[Start of Attachment]

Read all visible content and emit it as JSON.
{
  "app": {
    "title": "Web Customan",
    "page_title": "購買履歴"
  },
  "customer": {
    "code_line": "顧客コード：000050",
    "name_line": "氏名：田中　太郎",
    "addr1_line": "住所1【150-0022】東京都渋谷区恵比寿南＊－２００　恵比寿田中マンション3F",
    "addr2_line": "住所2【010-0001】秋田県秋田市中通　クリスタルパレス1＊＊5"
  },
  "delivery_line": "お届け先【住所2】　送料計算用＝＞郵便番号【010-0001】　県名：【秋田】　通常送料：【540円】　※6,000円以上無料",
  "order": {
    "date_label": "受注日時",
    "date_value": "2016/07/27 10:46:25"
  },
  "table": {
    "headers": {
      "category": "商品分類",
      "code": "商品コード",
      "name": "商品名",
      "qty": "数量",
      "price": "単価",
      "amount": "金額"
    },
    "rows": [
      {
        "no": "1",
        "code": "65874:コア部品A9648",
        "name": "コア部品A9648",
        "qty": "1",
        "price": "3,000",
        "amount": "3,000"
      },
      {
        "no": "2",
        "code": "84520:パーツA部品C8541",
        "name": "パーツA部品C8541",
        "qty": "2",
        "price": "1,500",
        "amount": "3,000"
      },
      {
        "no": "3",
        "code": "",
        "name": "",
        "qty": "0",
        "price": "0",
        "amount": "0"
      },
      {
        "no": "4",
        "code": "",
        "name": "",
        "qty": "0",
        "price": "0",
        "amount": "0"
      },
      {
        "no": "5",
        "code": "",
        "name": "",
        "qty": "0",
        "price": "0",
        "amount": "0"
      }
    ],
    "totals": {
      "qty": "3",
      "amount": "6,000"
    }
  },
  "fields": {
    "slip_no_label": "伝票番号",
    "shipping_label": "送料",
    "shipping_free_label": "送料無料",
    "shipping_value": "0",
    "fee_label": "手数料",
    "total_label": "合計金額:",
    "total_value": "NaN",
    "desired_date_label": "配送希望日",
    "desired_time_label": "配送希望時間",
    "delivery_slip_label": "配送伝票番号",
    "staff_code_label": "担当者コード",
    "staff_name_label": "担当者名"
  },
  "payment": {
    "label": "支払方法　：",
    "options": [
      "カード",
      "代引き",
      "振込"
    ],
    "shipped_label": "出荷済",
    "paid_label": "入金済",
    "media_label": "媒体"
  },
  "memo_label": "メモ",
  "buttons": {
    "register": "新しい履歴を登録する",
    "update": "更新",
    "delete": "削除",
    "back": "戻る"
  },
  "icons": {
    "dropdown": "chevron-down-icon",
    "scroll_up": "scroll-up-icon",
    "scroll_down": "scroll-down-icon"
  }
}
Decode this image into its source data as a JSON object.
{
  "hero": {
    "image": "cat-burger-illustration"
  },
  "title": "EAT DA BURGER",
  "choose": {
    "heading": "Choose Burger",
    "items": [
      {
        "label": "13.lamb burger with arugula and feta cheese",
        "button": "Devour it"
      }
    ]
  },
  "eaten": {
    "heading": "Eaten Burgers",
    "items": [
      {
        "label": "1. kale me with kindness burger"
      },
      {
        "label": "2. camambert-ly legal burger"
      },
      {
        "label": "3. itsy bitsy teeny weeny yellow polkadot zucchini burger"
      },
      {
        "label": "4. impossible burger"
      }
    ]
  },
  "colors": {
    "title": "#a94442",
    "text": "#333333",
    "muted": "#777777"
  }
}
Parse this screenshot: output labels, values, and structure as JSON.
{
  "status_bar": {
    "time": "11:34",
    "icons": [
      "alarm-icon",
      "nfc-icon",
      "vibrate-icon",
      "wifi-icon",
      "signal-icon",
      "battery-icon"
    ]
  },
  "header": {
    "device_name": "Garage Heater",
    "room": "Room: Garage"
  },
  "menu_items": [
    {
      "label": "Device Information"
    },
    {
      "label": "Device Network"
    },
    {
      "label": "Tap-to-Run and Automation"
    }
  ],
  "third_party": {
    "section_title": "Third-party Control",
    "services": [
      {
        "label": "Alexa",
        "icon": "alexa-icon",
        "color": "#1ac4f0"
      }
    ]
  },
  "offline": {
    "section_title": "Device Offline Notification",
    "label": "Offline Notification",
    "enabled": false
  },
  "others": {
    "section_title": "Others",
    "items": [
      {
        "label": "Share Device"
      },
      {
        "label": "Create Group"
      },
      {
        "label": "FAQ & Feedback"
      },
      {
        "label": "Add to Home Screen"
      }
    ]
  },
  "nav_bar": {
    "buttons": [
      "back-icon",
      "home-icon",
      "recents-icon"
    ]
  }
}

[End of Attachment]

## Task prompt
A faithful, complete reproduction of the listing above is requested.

## Problem solution
Read all visible content and emit it as JSON.
{
  "app": {
    "title": "Web Customan",
    "page_title": "購買履歴"
  },
  "customer": {
    "code_line": "顧客コード：000050",
    "name_line": "氏名：田中　太郎",
    "addr1_line": "住所1【150-0022】東京都渋谷区恵比寿南＊－２００　恵比寿田中マンション3F",
    "addr2_line": "住所2【010-0001】秋田県秋田市中通　クリスタルパレス1＊＊5"
  },
  "delivery_line": "お届け先【住所2】　送料計算用＝＞郵便番号【010-0001】　県名：【秋田】　通常送料：【540円】　※6,000円以上無料",
  "order": {
    "date_label": "受注日時",
    "date_value": "2016/07/27 10:46:25"
  },
  "table": {
    "headers": {
      "category": "商品分類",
      "code": "商品コード",
      "name": "商品名",
      "qty": "数量",
      "price": "単価",
      "amount": "金額"
    },
    "rows": [
      {
        "no": "1",
        "code": "65874:コア部品A9648",
        "name": "コア部品A9648",
        "qty": "1",
        "price": "3,000",
        "amount": "3,000"
      },
      {
        "no": "2",
        "code": "84520:パーツA部品C8541",
        "name": "パーツA部品C8541",
        "qty": "2",
        "price": "1,500",
        "amount": "3,000"
      },
      {
        "no": "3",
        "code": "",
        "name": "",
        "qty": "0",
        "price": "0",
        "amount": "0"
      },
      {
        "no": "4",
        "code": "",
        "name": "",
        "qty": "0",
        "price": "0",
        "amount": "0"
      },
      {
        "no": "5",
        "code": "",
        "name": "",
        "qty": "0",
        "price": "0",
        "amount": "0"
      }
    ],
    "totals": {
      "qty": "3",
      "amount": "6,000"
    }
  },
  "fields": {
    "slip_no_label": "伝票番号",
    "shipping_label": "送料",
    "shipping_free_label": "送料無料",
    "shipping_value": "0",
    "fee_label": "手数料",
    "total_label": "合計金額:",
    "total_value": "NaN",
    "desired_date_label": "配送希望日",
    "desired_time_label": "配送希望時間",
    "delivery_slip_label": "配送伝票番号",
    "staff_code_label": "担当者コード",
    "staff_name_label": "担当者名"
  },
  "payment": {
    "label": "支払方法　：",
    "options": [
      "カード",
      "代引き",
      "振込"
    ],
    "shipped_label": "出荷済",
    "paid_label": "入金済",
    "media_label": "媒体"
  },
  "memo_label": "メモ",
  "buttons": {
    "register": "新しい履歴を登録する",
    "update": "更新",
    "delete": "削除",
    "back": "戻る"
  },
  "icons": {
    "dropdown": "chevron-down-icon",
    "scroll_up": "scroll-up-icon",
    "scroll_down": "scroll-down-icon"
  }
}
Decode this image into its source data as a JSON object.
{
  "hero": {
    "image": "cat-burger-illustration"
  },
  "title": "EAT DA BURGER",
  "choose": {
    "heading": "Choose Burger",
    "items": [
      {
        "label": "13.lamb burger with arugula and feta cheese",
        "button": "Devour it"
      }
    ]
  },
  "eaten": {
    "heading": "Eaten Burgers",
    "items": [
      {
        "label": "1. kale me with kindness burger"
      },
      {
        "label": "2. camambert-ly legal burger"
      },
      {
        "label": "3. itsy bitsy teeny weeny yellow polkadot zucchini burger"
      },
      {
        "label": "4. impossible burger"
      }
    ]
  },
  "colors": {
    "title": "#a94442",
    "text": "#333333",
    "muted": "#777777"
  }
}
Parse this screenshot: output labels, values, and structure as JSON.
{
  "status_bar": {
    "time": "11:34",
    "icons": [
      "alarm-icon",
      "nfc-icon",
      "vibrate-icon",
      "wifi-icon",
      "signal-icon",
      "battery-icon"
    ]
  },
  "header": {
    "device_name": "Garage Heater",
    "room": "Room: Garage"
  },
  "menu_items": [
    {
      "label": "Device Information"
    },
    {
      "label": "Device Network"
    },
    {
      "label": "Tap-to-Run and Automation"
    }
  ],
  "third_party": {
    "section_title": "Third-party Control",
    "services": [
      {
        "label": "Alexa",
        "icon": "alexa-icon",
        "color": "#1ac4f0"
      }
    ]
  },
  "offline": {
    "section_title": "Device Offline Notification",
    "label": "Offline Notification",
    "enabled": false
  },
  "others": {
    "section_title": "Others",
    "items": [
      {
        "label": "Share Device"
      },
      {
        "label": "Create Group"
      },
      {
        "label": "FAQ & Feedback"
      },
      {
        "label": "Add to Home Screen"
      }
    ]
  },
  "nav_bar": {
    "buttons": [
      "back-icon",
      "home-icon",
      "recents-icon"
    ]
  }
}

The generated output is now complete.